Facebook has recorded 16,580 data requests from the Indian government in the first six months of 2018 -- a steep rise compared to a total of 22,024 requests in the full year of 2017 and 13,613 in 2016.
Facebook has recorded 16,580 data requests from the Indian government in the first six months of 2018 — a steep rise compared to a total of 22,024 requests in the full year of 2017 and 13,613 in 2016. In the January-June 2018 period, Facebook provided some data to the government in 53 per cent of the requests, although the social networking giant did not reveal which kind of data as it published its transparency report late on Thursday.
Facebook responds to government requests for data in accordance with applicable law and its terms of service.
“Each and every request we receive is carefully reviewed for legal sufficiency and we may reject or require greater specificity on requests that appear overly broad or vague,” the company said.
Facebook also received 15,963 requests from India for “legal process,” 23,047 users’ requests and 617 emergency requests (half of these were met).
In May this year, Facebook said it recorded a massive increase in the total number of Indian government requests for 2017 — a rise of nearly 62 per cent compared to the global average of 30 per cent.
The social networking major also accepts government requests to preserve account information pending receipt of formal legal process.
“When we receive a preservation request, we will preserve a temporary snapshot of the relevant account information but will not disclose any of the preserved records unless and until we receive formal and valid legal process,” said Facebook which received 1,000 such requests from India.
Globally, the government requests for account data increased by around 26 per cent compared to the second half of 2017 — increasing from 82,341 to 103,815 requests.
In the US, government requests increased by about 30 per cent, of which 56 per cent included a non-disclosure order prohibiting Facebook from notifying the user.
“During the first half of 2018, the number of pieces of content we restricted based on local law increased 7 per cent, from 14,280 to 15,337,” said Chris Sonderby, Vice President and Deputy General Counsel.

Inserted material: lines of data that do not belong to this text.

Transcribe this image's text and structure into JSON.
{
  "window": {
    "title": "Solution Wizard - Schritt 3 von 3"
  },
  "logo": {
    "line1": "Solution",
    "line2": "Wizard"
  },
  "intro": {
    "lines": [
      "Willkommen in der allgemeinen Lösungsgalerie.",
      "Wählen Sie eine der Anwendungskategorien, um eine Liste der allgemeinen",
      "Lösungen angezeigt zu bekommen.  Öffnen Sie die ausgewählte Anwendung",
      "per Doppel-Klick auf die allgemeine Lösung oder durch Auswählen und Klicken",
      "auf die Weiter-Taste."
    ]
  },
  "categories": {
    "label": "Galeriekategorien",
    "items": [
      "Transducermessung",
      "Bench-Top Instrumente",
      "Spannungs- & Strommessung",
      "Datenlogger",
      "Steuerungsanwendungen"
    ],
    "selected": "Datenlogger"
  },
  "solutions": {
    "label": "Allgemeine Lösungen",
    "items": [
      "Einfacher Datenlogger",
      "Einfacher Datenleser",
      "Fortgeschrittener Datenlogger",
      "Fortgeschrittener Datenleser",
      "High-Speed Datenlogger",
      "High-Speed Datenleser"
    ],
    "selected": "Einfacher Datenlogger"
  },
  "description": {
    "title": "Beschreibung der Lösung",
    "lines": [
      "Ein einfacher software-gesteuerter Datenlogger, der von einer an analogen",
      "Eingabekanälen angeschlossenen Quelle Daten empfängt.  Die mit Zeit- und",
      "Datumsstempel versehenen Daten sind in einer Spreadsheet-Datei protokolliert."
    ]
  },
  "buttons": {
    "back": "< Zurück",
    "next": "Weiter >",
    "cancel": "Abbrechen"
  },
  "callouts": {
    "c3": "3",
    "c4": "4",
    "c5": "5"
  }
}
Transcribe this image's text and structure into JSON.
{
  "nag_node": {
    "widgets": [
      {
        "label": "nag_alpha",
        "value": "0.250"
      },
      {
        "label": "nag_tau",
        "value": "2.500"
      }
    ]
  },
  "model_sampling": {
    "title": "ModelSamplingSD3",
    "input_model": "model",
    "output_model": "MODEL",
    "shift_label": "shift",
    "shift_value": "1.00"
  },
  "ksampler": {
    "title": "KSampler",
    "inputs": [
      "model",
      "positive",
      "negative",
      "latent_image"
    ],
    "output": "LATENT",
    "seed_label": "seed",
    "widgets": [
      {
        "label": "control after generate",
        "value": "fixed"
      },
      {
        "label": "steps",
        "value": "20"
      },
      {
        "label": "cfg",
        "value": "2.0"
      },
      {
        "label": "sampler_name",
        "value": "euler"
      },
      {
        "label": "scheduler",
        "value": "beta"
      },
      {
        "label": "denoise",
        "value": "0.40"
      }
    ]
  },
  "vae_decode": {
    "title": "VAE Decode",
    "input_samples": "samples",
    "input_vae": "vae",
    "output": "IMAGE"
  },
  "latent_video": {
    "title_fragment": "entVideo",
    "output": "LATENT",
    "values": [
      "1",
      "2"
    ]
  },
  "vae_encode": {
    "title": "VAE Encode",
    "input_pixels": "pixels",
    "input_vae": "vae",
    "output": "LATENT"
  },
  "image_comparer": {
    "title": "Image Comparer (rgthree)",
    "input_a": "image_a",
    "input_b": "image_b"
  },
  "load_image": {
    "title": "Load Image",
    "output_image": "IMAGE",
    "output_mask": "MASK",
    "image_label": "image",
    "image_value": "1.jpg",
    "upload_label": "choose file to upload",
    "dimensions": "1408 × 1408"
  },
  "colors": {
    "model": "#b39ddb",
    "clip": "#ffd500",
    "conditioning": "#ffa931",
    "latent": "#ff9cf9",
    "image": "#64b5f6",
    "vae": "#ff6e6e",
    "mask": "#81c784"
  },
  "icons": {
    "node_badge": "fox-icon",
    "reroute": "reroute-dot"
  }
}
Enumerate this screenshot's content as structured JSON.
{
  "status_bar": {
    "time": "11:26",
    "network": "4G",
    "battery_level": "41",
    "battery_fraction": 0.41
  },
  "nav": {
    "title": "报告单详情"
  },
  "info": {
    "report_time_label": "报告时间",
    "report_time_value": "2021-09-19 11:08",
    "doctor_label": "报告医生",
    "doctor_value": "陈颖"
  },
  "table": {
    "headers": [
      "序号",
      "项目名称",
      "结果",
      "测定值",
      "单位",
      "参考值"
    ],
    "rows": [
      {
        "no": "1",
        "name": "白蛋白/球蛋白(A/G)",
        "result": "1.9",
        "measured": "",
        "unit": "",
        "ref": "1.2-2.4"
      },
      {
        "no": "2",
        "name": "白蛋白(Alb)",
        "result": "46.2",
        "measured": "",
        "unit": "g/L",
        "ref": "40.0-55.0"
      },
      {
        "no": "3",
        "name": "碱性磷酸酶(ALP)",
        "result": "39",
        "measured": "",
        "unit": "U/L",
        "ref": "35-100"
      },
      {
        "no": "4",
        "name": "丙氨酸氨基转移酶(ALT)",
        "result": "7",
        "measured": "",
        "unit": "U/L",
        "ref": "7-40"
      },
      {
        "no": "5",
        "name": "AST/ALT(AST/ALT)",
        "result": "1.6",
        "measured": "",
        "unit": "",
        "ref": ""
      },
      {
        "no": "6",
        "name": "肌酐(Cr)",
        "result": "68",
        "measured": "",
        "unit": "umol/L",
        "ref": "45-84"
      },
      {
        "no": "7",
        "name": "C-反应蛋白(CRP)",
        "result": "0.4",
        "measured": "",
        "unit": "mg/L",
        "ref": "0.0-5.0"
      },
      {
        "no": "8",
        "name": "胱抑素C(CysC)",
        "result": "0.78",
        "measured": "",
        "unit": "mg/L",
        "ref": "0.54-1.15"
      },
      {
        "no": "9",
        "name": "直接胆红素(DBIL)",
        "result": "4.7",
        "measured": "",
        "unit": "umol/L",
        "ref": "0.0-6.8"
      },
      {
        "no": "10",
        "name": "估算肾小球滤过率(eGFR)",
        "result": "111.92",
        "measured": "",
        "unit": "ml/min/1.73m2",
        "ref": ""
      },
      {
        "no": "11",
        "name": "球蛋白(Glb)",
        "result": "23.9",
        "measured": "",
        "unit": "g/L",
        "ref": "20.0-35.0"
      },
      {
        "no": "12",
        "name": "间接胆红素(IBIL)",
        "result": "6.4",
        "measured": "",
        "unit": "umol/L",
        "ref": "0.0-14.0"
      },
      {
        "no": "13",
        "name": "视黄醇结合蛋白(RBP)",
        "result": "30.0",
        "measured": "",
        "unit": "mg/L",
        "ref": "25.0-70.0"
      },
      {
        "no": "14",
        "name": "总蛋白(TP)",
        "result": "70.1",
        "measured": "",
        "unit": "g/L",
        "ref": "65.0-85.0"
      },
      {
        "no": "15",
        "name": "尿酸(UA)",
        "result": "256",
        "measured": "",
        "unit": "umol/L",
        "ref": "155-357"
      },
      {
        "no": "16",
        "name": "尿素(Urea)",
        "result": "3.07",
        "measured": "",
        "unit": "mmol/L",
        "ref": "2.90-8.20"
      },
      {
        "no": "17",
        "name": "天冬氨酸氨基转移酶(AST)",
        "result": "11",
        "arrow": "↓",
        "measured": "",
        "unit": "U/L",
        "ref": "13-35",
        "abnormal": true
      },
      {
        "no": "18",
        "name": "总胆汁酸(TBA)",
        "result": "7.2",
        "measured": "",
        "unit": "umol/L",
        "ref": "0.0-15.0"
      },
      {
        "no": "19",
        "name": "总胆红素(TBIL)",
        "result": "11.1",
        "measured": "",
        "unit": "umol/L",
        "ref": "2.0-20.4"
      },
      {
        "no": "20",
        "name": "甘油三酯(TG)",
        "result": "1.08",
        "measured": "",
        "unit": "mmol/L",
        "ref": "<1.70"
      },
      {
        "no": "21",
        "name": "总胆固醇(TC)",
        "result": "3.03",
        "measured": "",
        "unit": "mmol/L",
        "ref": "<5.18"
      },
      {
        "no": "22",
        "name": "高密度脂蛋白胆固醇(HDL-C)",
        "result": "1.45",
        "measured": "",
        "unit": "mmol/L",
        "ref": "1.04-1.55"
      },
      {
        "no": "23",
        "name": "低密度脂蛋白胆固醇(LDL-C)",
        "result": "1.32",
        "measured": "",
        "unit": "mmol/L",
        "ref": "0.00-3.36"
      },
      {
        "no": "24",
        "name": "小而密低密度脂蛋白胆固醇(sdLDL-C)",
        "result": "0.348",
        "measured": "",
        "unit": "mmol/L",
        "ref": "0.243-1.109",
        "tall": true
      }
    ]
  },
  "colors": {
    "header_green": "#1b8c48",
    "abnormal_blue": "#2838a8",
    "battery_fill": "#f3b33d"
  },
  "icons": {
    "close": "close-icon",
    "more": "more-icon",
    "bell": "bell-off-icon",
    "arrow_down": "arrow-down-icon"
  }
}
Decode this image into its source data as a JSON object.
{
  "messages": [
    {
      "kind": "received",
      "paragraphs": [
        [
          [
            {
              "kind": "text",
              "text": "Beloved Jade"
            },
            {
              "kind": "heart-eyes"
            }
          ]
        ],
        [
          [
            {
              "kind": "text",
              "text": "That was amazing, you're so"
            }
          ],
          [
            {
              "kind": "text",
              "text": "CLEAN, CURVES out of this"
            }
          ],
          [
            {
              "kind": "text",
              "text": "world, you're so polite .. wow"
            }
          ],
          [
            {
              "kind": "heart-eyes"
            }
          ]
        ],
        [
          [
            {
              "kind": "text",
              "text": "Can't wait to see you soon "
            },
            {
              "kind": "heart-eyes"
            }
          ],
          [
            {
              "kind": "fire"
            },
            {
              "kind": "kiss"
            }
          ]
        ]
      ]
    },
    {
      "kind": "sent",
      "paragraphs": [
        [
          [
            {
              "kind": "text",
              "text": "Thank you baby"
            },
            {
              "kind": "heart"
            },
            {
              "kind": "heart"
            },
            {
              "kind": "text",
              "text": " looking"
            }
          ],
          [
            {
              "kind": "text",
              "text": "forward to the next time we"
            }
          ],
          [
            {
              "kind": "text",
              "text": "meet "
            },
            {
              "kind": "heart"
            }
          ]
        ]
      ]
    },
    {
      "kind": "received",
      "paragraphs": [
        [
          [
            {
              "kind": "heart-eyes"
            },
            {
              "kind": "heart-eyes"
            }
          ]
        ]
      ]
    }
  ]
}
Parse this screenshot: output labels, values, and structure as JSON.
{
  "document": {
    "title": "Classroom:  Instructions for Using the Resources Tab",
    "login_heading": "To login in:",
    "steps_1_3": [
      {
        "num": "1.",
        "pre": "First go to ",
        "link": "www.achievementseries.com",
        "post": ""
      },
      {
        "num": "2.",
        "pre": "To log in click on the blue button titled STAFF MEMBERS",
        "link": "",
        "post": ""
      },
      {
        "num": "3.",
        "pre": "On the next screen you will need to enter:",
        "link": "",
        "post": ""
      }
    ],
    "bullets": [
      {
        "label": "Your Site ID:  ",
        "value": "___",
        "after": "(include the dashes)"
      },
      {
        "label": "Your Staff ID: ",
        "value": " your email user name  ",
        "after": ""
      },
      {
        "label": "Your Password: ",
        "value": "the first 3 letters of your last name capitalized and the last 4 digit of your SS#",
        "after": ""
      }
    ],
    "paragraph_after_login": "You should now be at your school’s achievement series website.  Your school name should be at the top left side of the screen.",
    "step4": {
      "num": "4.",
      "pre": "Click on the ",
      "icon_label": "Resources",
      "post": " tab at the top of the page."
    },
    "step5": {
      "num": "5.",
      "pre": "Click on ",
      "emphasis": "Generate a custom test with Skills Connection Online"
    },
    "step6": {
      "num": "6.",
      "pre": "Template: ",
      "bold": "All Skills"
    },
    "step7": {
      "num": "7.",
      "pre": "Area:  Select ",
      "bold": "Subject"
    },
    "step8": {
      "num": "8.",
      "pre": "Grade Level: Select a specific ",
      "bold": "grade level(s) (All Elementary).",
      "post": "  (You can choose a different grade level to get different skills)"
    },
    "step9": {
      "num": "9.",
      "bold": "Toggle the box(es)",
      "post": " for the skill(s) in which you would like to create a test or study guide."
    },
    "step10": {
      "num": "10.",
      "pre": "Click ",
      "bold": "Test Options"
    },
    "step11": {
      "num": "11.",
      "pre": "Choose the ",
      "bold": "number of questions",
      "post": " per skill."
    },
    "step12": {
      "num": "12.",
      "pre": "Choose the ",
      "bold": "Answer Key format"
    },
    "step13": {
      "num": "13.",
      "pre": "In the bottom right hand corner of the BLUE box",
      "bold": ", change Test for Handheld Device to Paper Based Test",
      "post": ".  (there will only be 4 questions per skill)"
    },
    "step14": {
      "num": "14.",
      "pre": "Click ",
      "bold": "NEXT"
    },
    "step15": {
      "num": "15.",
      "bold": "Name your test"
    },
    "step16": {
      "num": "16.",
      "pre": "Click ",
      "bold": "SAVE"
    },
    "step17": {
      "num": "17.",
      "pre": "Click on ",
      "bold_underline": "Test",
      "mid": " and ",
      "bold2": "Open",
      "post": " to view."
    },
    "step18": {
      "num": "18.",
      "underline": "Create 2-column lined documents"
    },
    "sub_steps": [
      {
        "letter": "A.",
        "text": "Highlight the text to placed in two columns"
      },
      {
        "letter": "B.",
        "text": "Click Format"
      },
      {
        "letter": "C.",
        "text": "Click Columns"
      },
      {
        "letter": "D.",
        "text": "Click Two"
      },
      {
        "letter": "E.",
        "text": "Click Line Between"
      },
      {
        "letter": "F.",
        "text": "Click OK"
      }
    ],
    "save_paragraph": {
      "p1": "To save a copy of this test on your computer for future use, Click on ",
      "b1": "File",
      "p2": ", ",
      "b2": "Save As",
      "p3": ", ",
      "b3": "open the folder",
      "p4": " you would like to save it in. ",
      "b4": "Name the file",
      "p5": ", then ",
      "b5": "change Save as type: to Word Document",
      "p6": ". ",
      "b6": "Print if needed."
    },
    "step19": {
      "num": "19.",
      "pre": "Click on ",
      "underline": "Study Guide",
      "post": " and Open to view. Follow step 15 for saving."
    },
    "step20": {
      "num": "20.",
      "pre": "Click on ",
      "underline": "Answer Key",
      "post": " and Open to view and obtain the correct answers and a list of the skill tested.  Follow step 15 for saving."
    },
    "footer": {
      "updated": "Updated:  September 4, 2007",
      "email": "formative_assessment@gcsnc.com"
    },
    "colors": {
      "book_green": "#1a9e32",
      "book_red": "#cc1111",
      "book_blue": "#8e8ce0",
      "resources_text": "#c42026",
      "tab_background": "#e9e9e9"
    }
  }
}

It also identified 48 disruptions of Facebook services in eight countries in the new reporting period, compared to 46 disruptions in 12 countries in the second half of 2017.
During this period, Facebook and Instagram took down 2,999,278 pieces of content based on 466,810 copyright reports, 203,375 pieces of content based on 69,756 trademark reports, and 641,059 pieces of content based on 29,828 counterfeit reports.
The Facebook transparency report includes “information about government requests for user data we’ve received; reports on where access to Facebook products and services was disrupted; the number of content restrictions based on local law; and reports of counterfeit, copyright, and trademark infringement”.